Helen Barlow, founder of A World of Words Translations is literally living the dream. The dream that many of us (myself included) have when we think about being a freelance translator. She is as free as a bird, traveling the world, translating and learning new languages as she goes. For this week’s post, we’ve been asking her a few questions about her Utopian existence.
FP: Helen, can you tell us a bit about your journey to becoming a freelance and traveling translator, and any experience you think really helped?
HB: I’ve always had a serious case of itchy feet which led to me working for 6 years as an English teacher overseas a few years after completing my BA in French and Spanish. I worked in France, Thailand and Peru, improving my language skills while traveling and gaining valuable cultural insights.
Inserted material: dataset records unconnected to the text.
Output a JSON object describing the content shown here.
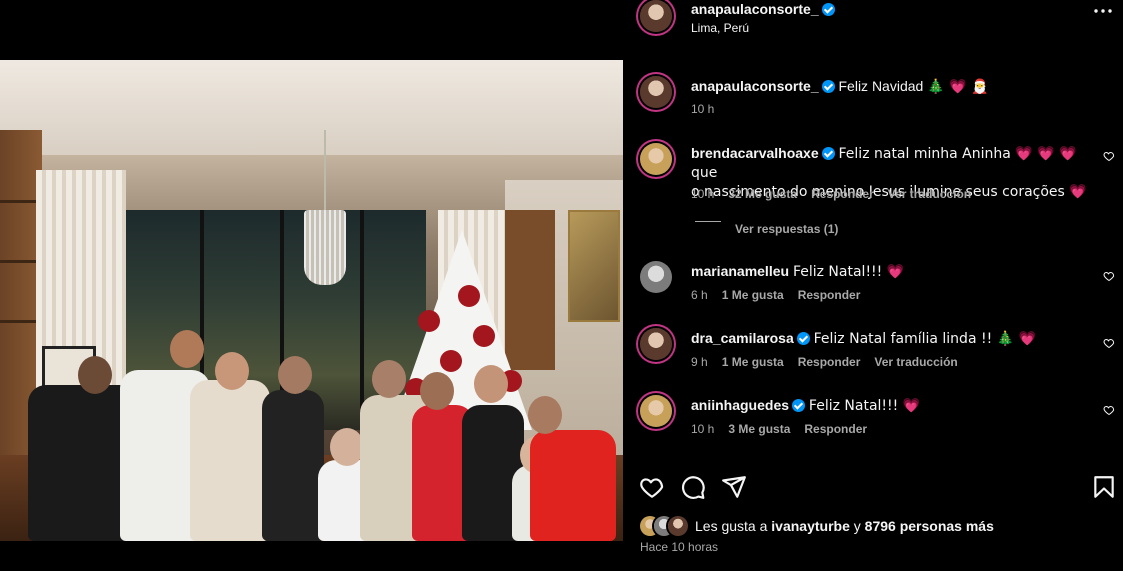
{
  "post": {
    "author": "anapaulaconsorte_",
    "location": "Lima, Perú",
    "more_icon": "more-horizontal-icon"
  },
  "caption": {
    "username": "anapaulaconsorte_",
    "text": "Feliz Navidad",
    "emojis": "🎄 💗 🎅",
    "time": "10 h"
  },
  "comments": [
    {
      "username": "brendacarvalhoaxe",
      "verified": true,
      "text_line1": "Feliz natal minha Aninha 💗 💗 💗 que",
      "text_line2": "o nascimento do menino Jesus ilumine seus corações 💗",
      "time": "10 h",
      "likes": "32 Me gusta",
      "reply": "Responder",
      "translate": "Ver traducción",
      "view_replies": "Ver respuestas (1)"
    },
    {
      "username": "marianamelleu",
      "verified": false,
      "text": "Feliz Natal!!! 💗",
      "time": "6 h",
      "likes": "1 Me gusta",
      "reply": "Responder"
    },
    {
      "username": "dra_camilarosa",
      "verified": true,
      "text": "Feliz Natal família linda !! 🎄 💗",
      "time": "9 h",
      "likes": "1 Me gusta",
      "reply": "Responder",
      "translate": "Ver traducción"
    },
    {
      "username": "aniinhaguedes",
      "verified": true,
      "text": "Feliz Natal!!! 💗",
      "time": "10 h",
      "likes": "3 Me gusta",
      "reply": "Responder"
    }
  ],
  "actions": {
    "like_icon": "heart-icon",
    "comment_icon": "comment-icon",
    "share_icon": "send-icon",
    "save_icon": "bookmark-icon"
  },
  "likes_summary": {
    "prefix": "Les gusta a",
    "user": "ivanayturbe",
    "connector": "y",
    "others": "8796 personas más"
  },
  "posted": "Hace 10 horas",
  "colors": {
    "background": "#000000",
    "text": "#f5f5f5",
    "muted": "#a8a8a8",
    "verified": "#0095f6",
    "heart": "#ff3b7a"
  }
}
When I was in Peru, one of the teachers gave me her CV to translate into English, and I really enjoyed doing it. I then had the opportunity to translate a travel guide about Lima, which made me think I could combine my passion for language and travel and achieve the freedom I craved by translating for the travel and tourism industry. I took a two-year online translation course with City University. After that, I threw myself wholeheartedly into making my location-independent lifestyle a reality and took the excellent Masters in Technical and Specialised Translation at Westminster University. Then I was ready to go!
FP: Although a dream shared by many of us, being a traveling translator can still be a daunting prospect. What advice would you give to those considering hitting the road? Was it a leap of faith or did you make the change gradually?
HB: After completing the Master’s course, I was impatient to start my new lifestyle, so I booked a one-way ticket to Brazil. I planned to work while learning Portuguese. In hindsight, I suppose I should have saved up some more cash and established myself more with translation clients/agencies before hitting the road. It wasn’t exactly easy at first; work slowly trickled in and I spent more time filling out countless agency forms and sending off CVs than actually translating. Good job the beach and street parties are free! After about 3 months, work became more regular. So, my advice is to head off once you’ve got your regular jobs and contacts all set up; well, that’s the sensible option!
FP: Getting back to palm trees and breath-taking views, where are your favourite places in the world to set up shop? What are some of the best views you’ve had from your “office”?
HB: I love Asia. I go to India and combine translating with yoga courses, taking in views of the Kerala backwaters, the Himalayas or the tea plantations. Bali is also popular among freelancers with its laid-back cafés and homestays overlooking the rice paddies. Latin America is also a firm favourite. Living in the vibrant historic centre of Salvador da Bahia, Brazil, was an amazing experience. Closer to “home”, I have lived in Lisbon which is really well set-up for freelancers and has excellent co-working spaces and a rich café culture. I loved taking my laptop along to one of the many miradouros where I had my morning coffee while gazing out over the mishmash of terracotta rooftops.
A day at the office
FP: And on a more practical note, we know that you travel with your laptop, but what contingency measures would you recommend, in case there are internet issues, etc.?
HB: A local SIM card for your smartphone. Also, I have a “mi-fi”, or personal hotspot, which is a great back-up in times of weak or no wi-fi. It just requires a local SIM card. That’s about it.
FP: Finally, what is the single best thing about your job?
HB: FREEDOM! Being able to work from absolutely anywhere is such a luxury. I do work full-time and it’s not a walk in the park, but I’m trying to make my life as much as possible like a permanent holiday. And not having to physically GO to work, there’s no commute and your office can be a park bench, a beach, the airport. And your work attire can be your bathing suit!
FP: And the hardest?
HB: Time differences. I was recently in San Francisco which is 8/9 hours behind Europe. I had to sleep with the phone glued to my ear and often set my alarm for 3am to check my emails. However, it’s a different story in Asia as you have the whole day before the emails start flooding in!
And as all freelancers will agree, those occasional job droughts can be scary and the extremely tight delivery deadlines are downright stressful. I also miss having colleagues, that Friday feeling (but not the Monday morning one…) and after-work drinks! Still, I wouldn’t change a thing!
Thank you so much Helen for sharing you experience and insight with us. Bon voyage!
Helen Barlow is a traveling translator, budding travel writer and yogi who calls the whole world home. Her translation specialisms include travel & tourism, fashion, beauty, gastronomy, magazine journalism and cultural events.